How hot is too hot for class? School districts have different standards for closing

EUCLID, Ohio-- For the second day in a row almost two dozen Cleveland area schools closed because of the heat. Despite the soaring temperatures the majority of area schools remained open including Euclid High School.

Class remained in session for the non-air conditioned school with a total of roughly 2,200 students. Fox 8 asked the superintendent why classes were not cancelled.

"We use the heat index and we know when the heat index approaches 103 degrees it comes to a point that's actually dangerous,” said Superintendent Charlie Smialek.

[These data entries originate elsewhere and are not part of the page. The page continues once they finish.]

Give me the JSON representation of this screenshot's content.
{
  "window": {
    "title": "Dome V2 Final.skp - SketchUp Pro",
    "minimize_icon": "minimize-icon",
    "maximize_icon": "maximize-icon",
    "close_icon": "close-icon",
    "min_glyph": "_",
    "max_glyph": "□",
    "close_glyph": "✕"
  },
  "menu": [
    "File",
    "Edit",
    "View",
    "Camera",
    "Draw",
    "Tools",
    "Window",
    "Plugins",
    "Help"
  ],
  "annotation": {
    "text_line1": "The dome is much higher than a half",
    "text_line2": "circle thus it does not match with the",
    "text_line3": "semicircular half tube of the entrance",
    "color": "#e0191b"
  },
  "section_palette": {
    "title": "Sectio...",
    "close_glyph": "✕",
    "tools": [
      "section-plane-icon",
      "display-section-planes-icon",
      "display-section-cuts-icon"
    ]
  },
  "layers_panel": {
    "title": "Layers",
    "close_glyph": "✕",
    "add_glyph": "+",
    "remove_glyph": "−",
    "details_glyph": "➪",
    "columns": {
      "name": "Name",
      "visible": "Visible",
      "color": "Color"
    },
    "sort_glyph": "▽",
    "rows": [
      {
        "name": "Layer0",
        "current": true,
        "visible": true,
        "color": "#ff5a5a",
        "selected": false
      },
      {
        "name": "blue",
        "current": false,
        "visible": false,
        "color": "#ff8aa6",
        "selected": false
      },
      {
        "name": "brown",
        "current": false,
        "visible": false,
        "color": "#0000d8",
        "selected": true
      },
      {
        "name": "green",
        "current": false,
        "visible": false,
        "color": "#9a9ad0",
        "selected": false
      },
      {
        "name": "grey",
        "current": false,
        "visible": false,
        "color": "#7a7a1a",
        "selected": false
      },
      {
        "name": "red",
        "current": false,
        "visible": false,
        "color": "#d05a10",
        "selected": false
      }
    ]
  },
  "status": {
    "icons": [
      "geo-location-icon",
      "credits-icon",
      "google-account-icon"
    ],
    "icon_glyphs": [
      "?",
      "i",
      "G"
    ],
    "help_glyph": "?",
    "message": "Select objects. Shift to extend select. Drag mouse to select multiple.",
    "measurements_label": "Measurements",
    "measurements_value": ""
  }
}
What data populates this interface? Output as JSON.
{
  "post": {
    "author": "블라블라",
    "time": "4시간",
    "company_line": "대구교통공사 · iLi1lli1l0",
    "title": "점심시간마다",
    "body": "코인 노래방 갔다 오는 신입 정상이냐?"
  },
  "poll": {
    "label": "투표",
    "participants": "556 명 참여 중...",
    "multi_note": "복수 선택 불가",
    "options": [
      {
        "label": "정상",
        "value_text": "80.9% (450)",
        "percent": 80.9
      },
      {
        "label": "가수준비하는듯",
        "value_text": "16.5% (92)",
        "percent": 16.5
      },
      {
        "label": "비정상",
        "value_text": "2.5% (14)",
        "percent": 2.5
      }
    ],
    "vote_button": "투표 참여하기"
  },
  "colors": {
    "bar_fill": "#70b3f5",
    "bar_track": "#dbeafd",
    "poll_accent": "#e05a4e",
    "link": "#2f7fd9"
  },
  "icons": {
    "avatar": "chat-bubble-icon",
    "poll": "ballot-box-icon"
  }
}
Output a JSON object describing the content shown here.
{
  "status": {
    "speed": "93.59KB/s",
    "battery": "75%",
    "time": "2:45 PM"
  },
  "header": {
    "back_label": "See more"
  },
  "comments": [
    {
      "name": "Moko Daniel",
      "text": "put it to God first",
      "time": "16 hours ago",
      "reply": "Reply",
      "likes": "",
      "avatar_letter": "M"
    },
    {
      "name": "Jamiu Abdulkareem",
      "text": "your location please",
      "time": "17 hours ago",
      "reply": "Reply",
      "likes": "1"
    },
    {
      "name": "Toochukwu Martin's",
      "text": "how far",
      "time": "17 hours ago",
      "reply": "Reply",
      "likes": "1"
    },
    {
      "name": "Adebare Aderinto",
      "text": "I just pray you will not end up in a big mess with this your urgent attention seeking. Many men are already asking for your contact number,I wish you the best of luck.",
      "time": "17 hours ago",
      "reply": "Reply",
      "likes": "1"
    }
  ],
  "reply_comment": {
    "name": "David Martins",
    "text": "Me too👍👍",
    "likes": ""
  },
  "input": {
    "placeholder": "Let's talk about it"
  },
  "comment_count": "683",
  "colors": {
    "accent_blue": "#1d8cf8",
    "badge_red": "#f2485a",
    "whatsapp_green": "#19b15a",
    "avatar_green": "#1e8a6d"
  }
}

In an email, Cleveland school officials stated a heat index above 91 degrees could be unhealthy for students. However different districts operate using different standards to determine how hot is too hot for students in class.

**See the new push for Ohio schools to start after Labor Day**

“I'm checking almost on a minute to minute basis. My last check is the heat index is at 91 degrees,” said Smialek. “That's very uncomfortable but not at a point where we feel we need to cancel school.”

Parents at schools in Cleveland say no air conditioning is unacceptable for students.

"I feel for them. They should have air conditioners and pass out bottled water,” said Maimie Alexander. “We in Cleveland, so it gets hot; it goes cold, they should be prepared for this type of stuff."

Cleveland and Euclid schools are working to make sure students remain cool by taking additional precautions to make sure children remain healthy in class.

"We are taking steps with water stations, air conditioned zones to make sure our kids and teachers can learn,” said Smialek. “If we get into a situation where it's dangerous to have kids in school we won't worry about how many days we've called; we're going to make sure we make the best decision possible for our kids and our families.”

Euclid has a bond issue on the ballot this November, which would in part build a new high school with air conditioning.

Read more here.